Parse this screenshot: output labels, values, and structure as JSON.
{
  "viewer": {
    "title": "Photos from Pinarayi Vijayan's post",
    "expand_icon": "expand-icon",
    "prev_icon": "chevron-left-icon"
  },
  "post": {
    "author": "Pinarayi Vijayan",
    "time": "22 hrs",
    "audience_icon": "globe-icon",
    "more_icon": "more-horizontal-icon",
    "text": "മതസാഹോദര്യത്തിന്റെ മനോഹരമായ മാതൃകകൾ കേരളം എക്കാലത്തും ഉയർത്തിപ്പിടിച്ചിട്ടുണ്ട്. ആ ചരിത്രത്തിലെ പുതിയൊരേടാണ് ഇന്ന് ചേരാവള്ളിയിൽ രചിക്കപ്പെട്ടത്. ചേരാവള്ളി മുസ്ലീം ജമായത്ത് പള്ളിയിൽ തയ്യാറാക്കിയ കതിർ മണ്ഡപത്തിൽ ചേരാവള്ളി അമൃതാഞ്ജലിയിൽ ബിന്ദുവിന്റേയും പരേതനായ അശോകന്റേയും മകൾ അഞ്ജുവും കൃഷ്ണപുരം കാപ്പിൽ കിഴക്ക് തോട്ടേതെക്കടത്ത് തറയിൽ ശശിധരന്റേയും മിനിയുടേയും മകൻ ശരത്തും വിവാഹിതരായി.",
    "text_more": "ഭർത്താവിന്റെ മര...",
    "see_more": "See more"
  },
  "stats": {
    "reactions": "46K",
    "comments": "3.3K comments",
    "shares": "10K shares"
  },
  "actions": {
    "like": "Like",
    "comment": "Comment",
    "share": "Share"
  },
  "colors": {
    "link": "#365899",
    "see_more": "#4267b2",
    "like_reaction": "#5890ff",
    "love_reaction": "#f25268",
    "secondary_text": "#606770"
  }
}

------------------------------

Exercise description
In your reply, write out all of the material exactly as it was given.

Exercise response
Parse this screenshot: output labels, values, and structure as JSON.
{
  "viewer": {
    "title": "Photos from Pinarayi Vijayan's post",
    "expand_icon": "expand-icon",
    "prev_icon": "chevron-left-icon"
  },
  "post": {
    "author": "Pinarayi Vijayan",
    "time": "22 hrs",
    "audience_icon": "globe-icon",
    "more_icon": "more-horizontal-icon",
    "text": "മതസാഹോദര്യത്തിന്റെ മനോഹരമായ മാതൃകകൾ കേരളം എക്കാലത്തും ഉയർത്തിപ്പിടിച്ചിട്ടുണ്ട്. ആ ചരിത്രത്തിലെ പുതിയൊരേടാണ് ഇന്ന് ചേരാവള്ളിയിൽ രചിക്കപ്പെട്ടത്. ചേരാവള്ളി മുസ്ലീം ജമായത്ത് പള്ളിയിൽ തയ്യാറാക്കിയ കതിർ മണ്ഡപത്തിൽ ചേരാവള്ളി അമൃതാഞ്ജലിയിൽ ബിന്ദുവിന്റേയും പരേതനായ അശോകന്റേയും മകൾ അഞ്ജുവും കൃഷ്ണപുരം കാപ്പിൽ കിഴക്ക് തോട്ടേതെക്കടത്ത് തറയിൽ ശശിധരന്റേയും മിനിയുടേയും മകൻ ശരത്തും വിവാഹിതരായി.",
    "text_more": "ഭർത്താവിന്റെ മര...",
    "see_more": "See more"
  },
  "stats": {
    "reactions": "46K",
    "comments": "3.3K comments",
    "shares": "10K shares"
  },
  "actions": {
    "like": "Like",
    "comment": "Comment",
    "share": "Share"
  },
  "colors": {
    "link": "#365899",
    "see_more": "#4267b2",
    "like_reaction": "#5890ff",
    "love_reaction": "#f25268",
    "secondary_text": "#606770"
  }
}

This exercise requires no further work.